Correctumundo, emo, leet, ginormous, gooder-est, transmat-tational, spamtastic, Sparticulicious sperminate…the list of words he hoped never to say again was fairly substantial. He had two more he needed to add to that list: hopeless and impossible. Impossible had somehow become a permanent and overused part of his vocabulary lately. He was officially putting a moratorium on impossible. From now on he was morally obligated to do seven impossible things before breakfast every day, just to prove how possible they were.

Abandoning his re-foundified (oh hell—there went another one) regulator, the Doctor walked back to the rail where he'd found the jacket, reverently putting it back just as Rose had done on her last day in the TARDIS.

One of the sixty-four thousand reasons why he'd left Gallifrey was the lack of cheese. An entire planet without cheese was… well, a planet without cheese. Granted it smelt better than a bunch of things that smelled like cheese, but it wasn't a very yummy world to live in. Another rather large reason was the way the Time Lords used their power. They had command over time and space, and they… didn't actually use their powers to their fullest extent.

The Time Lords called it interference. He called it… ok, so it was interfering with the natural course of history. But why have abilities if you squander them? If you help no one but your own tedious record keeping, and only get involved when the universe is on the brink of annihilation.

But there was so much that just… wasn't right in the universe. What was the difference between one being destroying the life of another and a million beings destroying the lives of others? One was worth the Time Lord's attention, and the other was not. Why not just… change it?
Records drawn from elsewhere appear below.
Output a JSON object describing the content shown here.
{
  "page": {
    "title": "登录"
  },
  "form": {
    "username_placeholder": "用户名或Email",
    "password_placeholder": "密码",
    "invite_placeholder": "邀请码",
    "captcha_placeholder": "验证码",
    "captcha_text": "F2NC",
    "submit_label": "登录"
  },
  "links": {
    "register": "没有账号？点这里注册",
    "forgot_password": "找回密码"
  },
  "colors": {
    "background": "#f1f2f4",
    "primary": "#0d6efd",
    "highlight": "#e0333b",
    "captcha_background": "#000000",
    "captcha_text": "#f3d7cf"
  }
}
If you don't like something—change it. If something isn't right, change it. It may not be perfect when you're done, but at least you changed it instead of… he didn't know. Complaining, whining, becoming a maudlin man without mercy or integrity. There were things in the universe that he didn't like and he attempted to change them all the time. Perhaps it was time to look at himself as one of those problems in various places that he was so fond of walking right into the thick of.

Running a hand along the sleeve of the material, devising his plan. The jacket stayed where it was, until he was that man—someone who believed in second chances and believed that impossible was just a word for things he hadn't set his mind to yet.